Recognising fake news
Putin’s war against Ukraine is also being fought in the newsroom. Discover here how to verify the news.
“The first casualty when war comes, is truth”, US Senator Hiram Johnson said during the First World War in 1917. At the time, there were only newspapers and no radio, let alone television.
In Putin’s war against Ukraine a major role is being played by fake news, some of it being used specifically for propaganda purposes. So how can fake news be recognised in this era of internet and social media? The first step of course is to be very cautious when spreading news – before doing so you should always subject it to a three-step check.
Check the sources and origin of the news
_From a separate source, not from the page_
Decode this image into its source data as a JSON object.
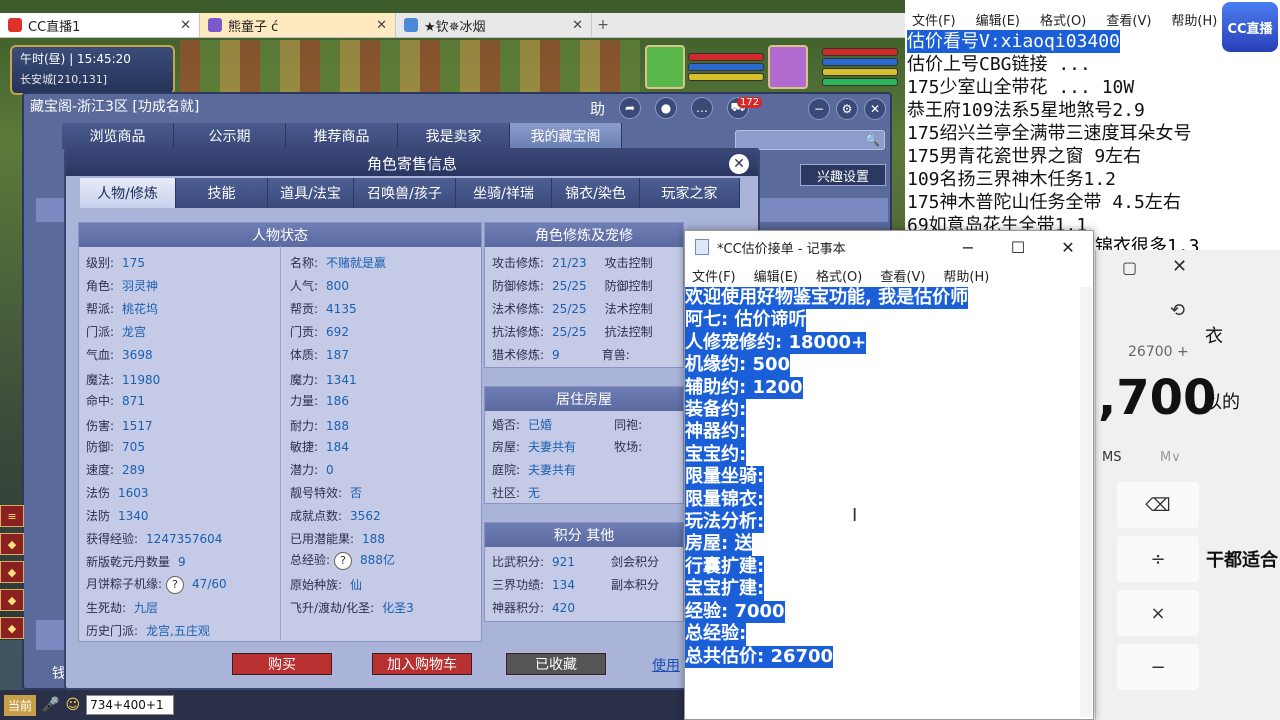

Look at who is spreading the news! Is there a website with full credits and a physical, verifiable address? Is the news being published by an editor or editorial team that you can check? If not, or if you receive the news via Messenger, then it is often worth using a search engine to hunt for the exact wording of the text. This may well reveal the origins of the text itself, as well as any fact checks that may already have been conducted.
Check the facts and make sure they are logical and make sense
You can check some facts yourself: in one alleged video showing the war against Ukraine, the leaves on the trees are green – that cannot be the case in winter. The video is obvious faked, in other words. In many cases, however, individuals are unable to carry out such checks. But there are reliable fact checkers whose websites you can visit to find out more. In Germany, these include for example the public-service broadcasters ARD and Bayrischer Rundfunk and Deutsche Welle.
Research the origins of images and videos yourself
Fake news often show images or videos taken from an entirely different context; in the Ukraine war, some are even taken from computer games. Powerful online tools can help you if you wish to verify images or videos yourself. Using the reverse image search from Google, it is frequently possible to find out whether the image in question has already been uploaded before – and in which context.
This check is more difficult in the case of videos, though here too you can use screenshots to attempt a reverse image search. The YouTube Data Viewer from Amnesty International can be very helpful in this context.
Is there fake news in German media?
Falsified reports are always possible, and German media have also been deceived by fake news in the past. All German media are subject to the press code, however; it lays down guidelines for journalistic work. Among many other principles, it states for example that “information in word, picture and graphics must be carefully checked in respect of accuracy in the light of existing circumstances. (…) Unconfirmed reports, rumours or assumptions must be quoted as such.” If individual media, be it a newspaper, TV or radio, violate this code, anyone can file a formal complaint with the German Press Council.